Bev Bora was not popular with the audio engineers at first, she was an amateur. They didn’t quite see why command had saddled them with a moonlighting lieutenant best left to her real skills, whatever those were.

That typical professional resentment lasted about 20 minutes not their first meeting.

“So I’m fairly certain with a proper model the Doppler shift combined with the known longship acceleration can give us a fairly precise limit on the light-year distance of the Zima. I just don’t,t have the math.”

All five audio engineers sat quietly starting at her then at each other.

“We’ll I do,” one coughed, ” excuse me, do. I do. I can calculate it.”

Bev smiled with relief. “Great! Uh, how long do you need?”

“Lady, you’re impressive. You already did all the hard work,” another engineer interjected. “It’s all the data points that are tedious. Given what you collected, I think anyone of us would be embarrassed if it took us an our.”

Be looked surprised, then smiled. “Fantastic! Well. Let me know we you have something. I’ll be at ,y post.”

Without dropping. Her smile, she turned and left, rather fled, the meeting.

In 35 minutes working with Bev’s data set, the engineers not nay had the location of the Zima, they also pinpointed its heading and found that it must have been deflected from its original trajectory. It was headed at an angle back towards the path of the Primavera. Eventually the Zima would pass behind the Primavera within 5 less than a light year.

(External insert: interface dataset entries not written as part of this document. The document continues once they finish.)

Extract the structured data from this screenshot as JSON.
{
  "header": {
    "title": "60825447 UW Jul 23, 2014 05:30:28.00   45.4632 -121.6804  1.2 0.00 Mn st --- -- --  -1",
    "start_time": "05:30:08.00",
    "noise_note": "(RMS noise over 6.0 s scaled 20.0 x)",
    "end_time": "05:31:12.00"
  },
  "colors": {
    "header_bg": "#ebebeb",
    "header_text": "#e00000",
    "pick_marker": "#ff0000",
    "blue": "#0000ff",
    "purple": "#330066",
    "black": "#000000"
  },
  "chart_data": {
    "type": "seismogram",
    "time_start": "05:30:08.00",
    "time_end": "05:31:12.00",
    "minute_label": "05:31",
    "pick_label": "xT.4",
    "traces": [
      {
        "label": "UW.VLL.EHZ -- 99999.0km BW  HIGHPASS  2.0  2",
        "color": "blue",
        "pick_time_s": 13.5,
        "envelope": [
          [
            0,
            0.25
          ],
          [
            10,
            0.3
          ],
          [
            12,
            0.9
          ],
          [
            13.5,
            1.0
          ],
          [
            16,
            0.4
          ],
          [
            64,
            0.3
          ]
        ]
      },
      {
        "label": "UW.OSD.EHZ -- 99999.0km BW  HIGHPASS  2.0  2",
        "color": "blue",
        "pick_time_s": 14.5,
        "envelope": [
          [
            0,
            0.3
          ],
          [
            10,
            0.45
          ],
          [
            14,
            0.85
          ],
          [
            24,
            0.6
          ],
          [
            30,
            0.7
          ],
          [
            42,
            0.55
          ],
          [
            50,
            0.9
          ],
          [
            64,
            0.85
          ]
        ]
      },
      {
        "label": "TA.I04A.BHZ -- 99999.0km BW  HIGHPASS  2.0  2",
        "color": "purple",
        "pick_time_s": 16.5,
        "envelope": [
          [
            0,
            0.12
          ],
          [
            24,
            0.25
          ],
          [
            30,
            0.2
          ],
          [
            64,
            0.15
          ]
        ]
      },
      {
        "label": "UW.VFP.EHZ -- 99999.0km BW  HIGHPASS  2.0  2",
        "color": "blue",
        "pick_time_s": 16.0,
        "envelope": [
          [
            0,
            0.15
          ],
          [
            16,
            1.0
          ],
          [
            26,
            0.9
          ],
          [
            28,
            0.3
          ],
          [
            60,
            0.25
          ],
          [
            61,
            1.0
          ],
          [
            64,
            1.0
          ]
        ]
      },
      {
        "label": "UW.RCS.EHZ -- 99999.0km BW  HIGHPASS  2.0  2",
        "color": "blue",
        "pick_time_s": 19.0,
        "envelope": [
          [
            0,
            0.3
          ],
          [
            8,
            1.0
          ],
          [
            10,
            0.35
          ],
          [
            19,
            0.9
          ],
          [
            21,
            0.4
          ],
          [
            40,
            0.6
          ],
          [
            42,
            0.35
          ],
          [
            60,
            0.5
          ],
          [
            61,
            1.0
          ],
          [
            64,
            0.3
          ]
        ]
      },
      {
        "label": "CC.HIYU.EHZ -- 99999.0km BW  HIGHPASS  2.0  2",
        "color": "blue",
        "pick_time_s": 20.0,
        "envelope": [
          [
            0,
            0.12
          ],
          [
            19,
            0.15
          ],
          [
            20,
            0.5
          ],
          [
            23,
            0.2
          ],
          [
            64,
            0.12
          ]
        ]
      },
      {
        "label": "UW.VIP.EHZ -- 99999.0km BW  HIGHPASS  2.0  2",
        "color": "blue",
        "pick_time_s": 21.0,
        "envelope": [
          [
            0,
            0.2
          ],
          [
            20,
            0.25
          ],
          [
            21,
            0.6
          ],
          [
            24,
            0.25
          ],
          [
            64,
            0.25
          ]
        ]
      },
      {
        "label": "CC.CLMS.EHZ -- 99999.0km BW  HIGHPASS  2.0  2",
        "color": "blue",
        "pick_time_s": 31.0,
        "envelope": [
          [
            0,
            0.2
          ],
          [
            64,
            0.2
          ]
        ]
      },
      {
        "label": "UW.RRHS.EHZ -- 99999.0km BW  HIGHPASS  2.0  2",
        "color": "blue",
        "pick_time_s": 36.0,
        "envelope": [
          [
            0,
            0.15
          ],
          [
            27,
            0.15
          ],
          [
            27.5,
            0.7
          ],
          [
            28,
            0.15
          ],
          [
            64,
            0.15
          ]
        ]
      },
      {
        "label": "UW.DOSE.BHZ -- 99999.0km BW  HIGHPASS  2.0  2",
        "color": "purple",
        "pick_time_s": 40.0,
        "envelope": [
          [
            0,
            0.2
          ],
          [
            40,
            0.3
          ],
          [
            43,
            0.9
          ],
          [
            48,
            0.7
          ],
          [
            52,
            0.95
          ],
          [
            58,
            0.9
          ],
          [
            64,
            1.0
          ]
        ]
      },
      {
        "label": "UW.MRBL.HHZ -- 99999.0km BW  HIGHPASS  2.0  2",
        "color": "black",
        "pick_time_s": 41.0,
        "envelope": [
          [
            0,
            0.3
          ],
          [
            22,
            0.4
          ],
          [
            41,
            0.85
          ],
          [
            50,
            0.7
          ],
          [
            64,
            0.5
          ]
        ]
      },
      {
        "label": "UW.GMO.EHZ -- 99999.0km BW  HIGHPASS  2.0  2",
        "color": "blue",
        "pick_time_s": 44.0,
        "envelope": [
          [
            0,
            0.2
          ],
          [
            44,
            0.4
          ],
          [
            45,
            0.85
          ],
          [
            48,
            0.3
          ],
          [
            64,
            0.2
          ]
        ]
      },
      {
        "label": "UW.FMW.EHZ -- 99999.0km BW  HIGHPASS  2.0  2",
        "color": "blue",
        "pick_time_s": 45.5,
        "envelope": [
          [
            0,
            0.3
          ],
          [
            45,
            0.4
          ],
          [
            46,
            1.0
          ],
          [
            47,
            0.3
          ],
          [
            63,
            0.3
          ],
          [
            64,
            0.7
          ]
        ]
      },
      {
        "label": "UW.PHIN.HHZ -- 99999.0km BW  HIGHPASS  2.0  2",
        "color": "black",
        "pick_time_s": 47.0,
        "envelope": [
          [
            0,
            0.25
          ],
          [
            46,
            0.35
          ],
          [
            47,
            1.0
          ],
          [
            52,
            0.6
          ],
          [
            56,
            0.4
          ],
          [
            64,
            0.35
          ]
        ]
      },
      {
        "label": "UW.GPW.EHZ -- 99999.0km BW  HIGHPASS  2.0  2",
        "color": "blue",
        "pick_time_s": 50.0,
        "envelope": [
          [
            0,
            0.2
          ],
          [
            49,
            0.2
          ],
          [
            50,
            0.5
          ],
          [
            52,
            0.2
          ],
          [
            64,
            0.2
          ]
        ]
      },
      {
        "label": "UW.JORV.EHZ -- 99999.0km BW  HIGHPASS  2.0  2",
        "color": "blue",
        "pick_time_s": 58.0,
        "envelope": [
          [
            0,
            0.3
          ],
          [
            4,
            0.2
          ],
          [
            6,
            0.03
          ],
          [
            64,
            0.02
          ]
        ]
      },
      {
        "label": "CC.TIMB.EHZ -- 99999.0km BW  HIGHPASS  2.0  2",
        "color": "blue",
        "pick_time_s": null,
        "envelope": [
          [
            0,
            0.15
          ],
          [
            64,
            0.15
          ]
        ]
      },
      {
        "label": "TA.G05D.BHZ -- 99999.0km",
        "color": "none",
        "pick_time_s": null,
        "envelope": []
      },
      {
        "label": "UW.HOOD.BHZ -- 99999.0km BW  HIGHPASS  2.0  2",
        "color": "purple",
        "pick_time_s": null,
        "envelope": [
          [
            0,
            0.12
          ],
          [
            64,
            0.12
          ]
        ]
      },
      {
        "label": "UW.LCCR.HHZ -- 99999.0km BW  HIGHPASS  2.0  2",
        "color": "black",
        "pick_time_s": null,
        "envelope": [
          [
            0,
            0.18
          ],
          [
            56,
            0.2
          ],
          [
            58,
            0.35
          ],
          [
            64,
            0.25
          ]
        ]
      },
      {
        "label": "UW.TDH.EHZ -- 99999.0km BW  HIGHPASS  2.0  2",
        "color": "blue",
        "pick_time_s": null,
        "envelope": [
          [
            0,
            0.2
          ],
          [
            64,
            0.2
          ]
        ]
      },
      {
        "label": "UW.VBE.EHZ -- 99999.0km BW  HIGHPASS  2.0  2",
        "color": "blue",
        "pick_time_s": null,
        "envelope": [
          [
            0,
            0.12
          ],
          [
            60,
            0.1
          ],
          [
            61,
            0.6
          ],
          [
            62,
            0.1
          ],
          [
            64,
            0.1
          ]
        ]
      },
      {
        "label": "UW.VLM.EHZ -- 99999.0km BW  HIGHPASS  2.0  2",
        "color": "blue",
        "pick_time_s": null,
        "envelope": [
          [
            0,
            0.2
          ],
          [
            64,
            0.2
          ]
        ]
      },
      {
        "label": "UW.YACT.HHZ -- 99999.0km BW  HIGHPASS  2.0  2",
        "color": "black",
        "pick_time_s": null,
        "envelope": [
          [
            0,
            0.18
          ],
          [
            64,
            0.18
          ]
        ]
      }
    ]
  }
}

Bev developed a 25 year program to send detailed communications to the Zima, or whoever would be left 50 years after the lady in red.